  30. 30.
    Zhao J-G, Kan S-L, Zhao L et al (2014) Percutaneous first annular pulley release for trigger digits: a systematic review and meta-analysis of current evidence. J Hand Surg 39:2192–2202CrossRefGoogle Scholar
  31. 31.
    Jou IM, Chern TC (2006) Sonographically assisted percutaneous release of the a1 pulley: a new surgical technique for treating trigger digit. J Hand Surg Edinb Scotl 31:191–199CrossRefGoogle Scholar
  32. 32.
    Anderson BC, Manthey R, Brouns MC (1991) Treatment of De Quervain’s tenosynovitis with corticosteroids. A prospective study of the response to local injection. Arthritis Rheum 34:793–798CrossRefPubMedGoogle Scholar
  33. 33.
    Mirzanli C, Ozturk K, Esenyel CZ et al (2012) Accuracy of intrasheath injection techniques for de Quervain’s disease: a cadaveric study. J Hand Surg Eur Vol 37:155–160CrossRefPubMedGoogle Scholar
  34. 34.
    Mellor SJ, Ferris BD (2000) Complications of a simple procedure: de Quervain’s disease revisited.

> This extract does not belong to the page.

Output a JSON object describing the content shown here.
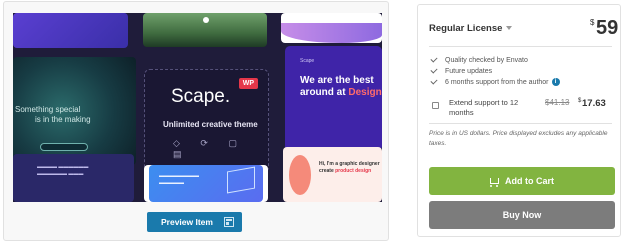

Int J Clin Pract 54:76–77PubMedGoogle Scholar
  35. 35.
    Kazmers NH, Liu TC, Gordon JA et al (2017) Patient- and Disease-Specific Factors Associated With Operative Management of de Quervain Tendinopathy. J Hand Surg.

Copyright information

© European Society of Radiology 2018

Authors and Affiliations

  • Franck Lapègue
    • 1
    • 2
  • Aymeric André
    • 3
    • 4
  • Etienne Pasquier Bernachot
    • 1
  • Ezin Jocelyn Akakpo
    • 5
  • Pierre Laumonerie
    • 3
    • 6
  • Hélène Chiavassa-Gandois
    • 1
  • Omar Lasfar
    • 1
  • Christophe Borel
    • 1
  • Marine Brunet
    • 1
  • Olivia Constans
    • 1
  • Hubert Basselerie
    • 1
  • Nicolas Sans
    • 1
  • Marie Faruch-Bilfeld
    • 1
  1. 1.Service d’imagerie, CHU de Toulouse- Purpan, bâtiment Pierre Paul RiquetToulouse cedex 9France
  2. 2.ELSAN, Polyclinique Le LanguedocNarbonneFrance
  3. 3.Laboratoire d’anatomie, faculté de médicineToulouseFrance
  4. 4.Service de chirurgie orthopédique, clinique Médipole GaronneToulouse Cédex1France
  5. 5.ISBA, Faculté de médecine du CNHU de CotonouCotonouBénin
  6. 6.Institut de l’appareil locomoteur, CHU de Toulouse- Purpan, bâtiment Pierre Paul RiquetToulouse cedex 9France

Personalised recommendations